After all, we talk to our students about the importance of balancing physical, mental, emotional, and spiritual health. We are supposed to “walk the talk,” but we are still human. Yet, the time you take for self-analysis and proper direction is valuable.

This reminds me of a story my grandfather used to tell me about a carpenter who never had time to repair his own house. He was always busy making money repairing somebody else’s house. His wife had a list of home repairs, but he was still too busy giving estimates at night. Finally, she hires a handyman to repair her house and falls in love with him.

My grandfather was a jovial general contractor, so he enjoyed telling a joke or story as much as we enjoyed listening. Now, what does this have to do with Yoga? Life is a matter of priorities. You might say, “This sounds like a time management problem to me.”

To be honest, improper time management causes a lot of stress and anxiety. To manage time correctly, you need a system, but you also have to plan “free time” for yourself. You will need to balance time for family, friends, work, co-workers, and students.

One simple method is to plan the day ahead on the night before. This gives you a short-term view of the upcoming day. I still like to write it down with a pen on paper, because I can still envision the handwritten list in my mind later on. However, a lap top, personal digital assistant, or PC will also do.

Another method is to go to bed an hour early, and then wake up an hour earlier.
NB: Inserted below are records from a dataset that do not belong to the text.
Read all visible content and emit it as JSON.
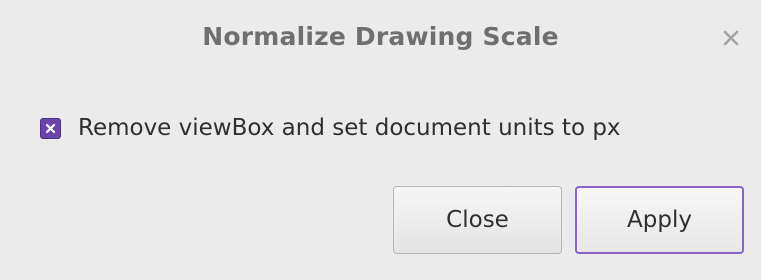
{
  "dialog": {
    "title": "Normalize Drawing Scale",
    "close_icon": "close-icon",
    "accent_color": "#6a44a8"
  },
  "options": {
    "remove_viewbox": {
      "label": "Remove viewBox and set document units to px",
      "checked": true
    }
  },
  "buttons": {
    "close_label": "Close",
    "apply_label": "Apply"
  }
}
If you are a “morning person,” you can get so much done in the morning, while the world is at rest.

Now, if you become very successful at planning and completing your daily tasks, please do not fill your day with work. Allow some time for family, friends, students, personal Yoga practice, and a little free time to smell the flowers.

© Copyright 2008 – Paul Jerard / Aura Publications